Faulkner House Books
For the book lovers, a big’thanks’ must go to Joe DeSalvo who opened Faulkner House Books. It is situated inside the French Quarter townhouse that was William Faulkner’s residence while composing Soldier’s Pay, his first publication. There are a wide selection of books for your surfing pleasure like fiction, poetry and biography with a bit of local lore.

Mid-19th century townhouses on Julia Street
Another incredible sight to behold is the collection of mid-19th century townhouses on Julia Street that takes up 600 blocks although there are only 13 pieces. These are often known as Julia Row; sometimes they are called the Thirteen Sisters. Aside from the impressive architecture of these townhouses, it is its art that makes the larger impact.

Garden District
This is actually the’Yankee’ section of New Orleans where there is hardly any French. The residents enjoy vast spacious gardens of magnolia, live oak and palms.

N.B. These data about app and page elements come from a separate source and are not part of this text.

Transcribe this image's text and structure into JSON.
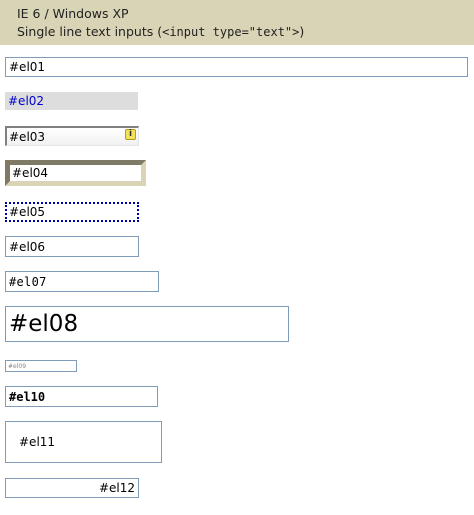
{
  "header": {
    "title": "IE 6 / Windows XP",
    "subtitle_prefix": "Single line text inputs (",
    "subtitle_code": "<input type=\"text\">",
    "subtitle_suffix": ")"
  },
  "inputs": [
    {
      "id": "el01",
      "value": "#el01"
    },
    {
      "id": "el02",
      "value": "#el02"
    },
    {
      "id": "el03",
      "value": "#el03"
    },
    {
      "id": "el04",
      "value": "#el04"
    },
    {
      "id": "el05",
      "value": "#el05"
    },
    {
      "id": "el06",
      "value": "#el06"
    },
    {
      "id": "el07",
      "value": "#el07"
    },
    {
      "id": "el08",
      "value": "#el08"
    },
    {
      "id": "el09",
      "value": "#el09"
    },
    {
      "id": "el10",
      "value": "#el10"
    },
    {
      "id": "el11",
      "value": "#el11"
    },
    {
      "id": "el12",
      "value": "#el12"
    }
  ],
  "icons": {
    "el03_icon": "info-icon",
    "el03_icon_glyph": "i"
  },
  "colors": {
    "header_bg": "#d9d4b6",
    "input_border": "#7f9db9",
    "el02_bg": "#dddddd",
    "el02_text": "#0000cc",
    "el05_border": "#0000aa"
  }
}
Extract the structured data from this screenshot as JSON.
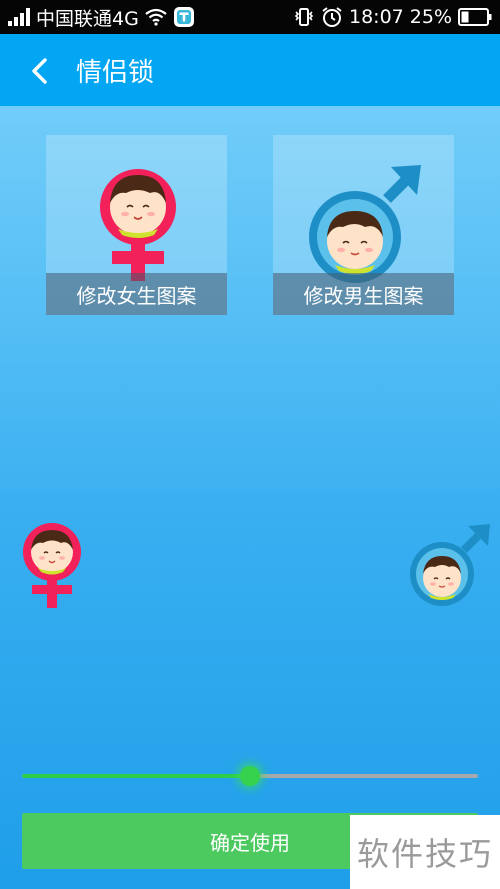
{
  "status_bar": {
    "carrier": "中国联通4G",
    "time": "18:07",
    "battery": "25%"
  },
  "app_bar": {
    "title": "情侣锁"
  },
  "cards": {
    "female_label": "修改女生图案",
    "male_label": "修改男生图案"
  },
  "slider": {
    "value_fraction": 0.5
  },
  "confirm_button": {
    "label": "确定使用"
  },
  "watermark": {
    "text": "软件技巧"
  },
  "colors": {
    "app_bar": "#03a6f3",
    "female_symbol": "#f2215a",
    "male_symbol": "#1e8fc6",
    "confirm": "#4cc95f",
    "slider_active": "#2fce4a"
  },
  "icons": [
    "signal-icon",
    "wifi-icon",
    "notification-t-icon",
    "vibrate-icon",
    "alarm-icon",
    "battery-icon",
    "back-arrow-icon",
    "female-symbol-icon",
    "male-symbol-icon"
  ]
}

Mississippi River
This great river in New Orleans is famously called the Mighty Mississippi. It is renowned for the shipping industry at New Orleans with the city being constructed along its curves. An enjoyable ride on the Mighty Mississippi is a must for visitors.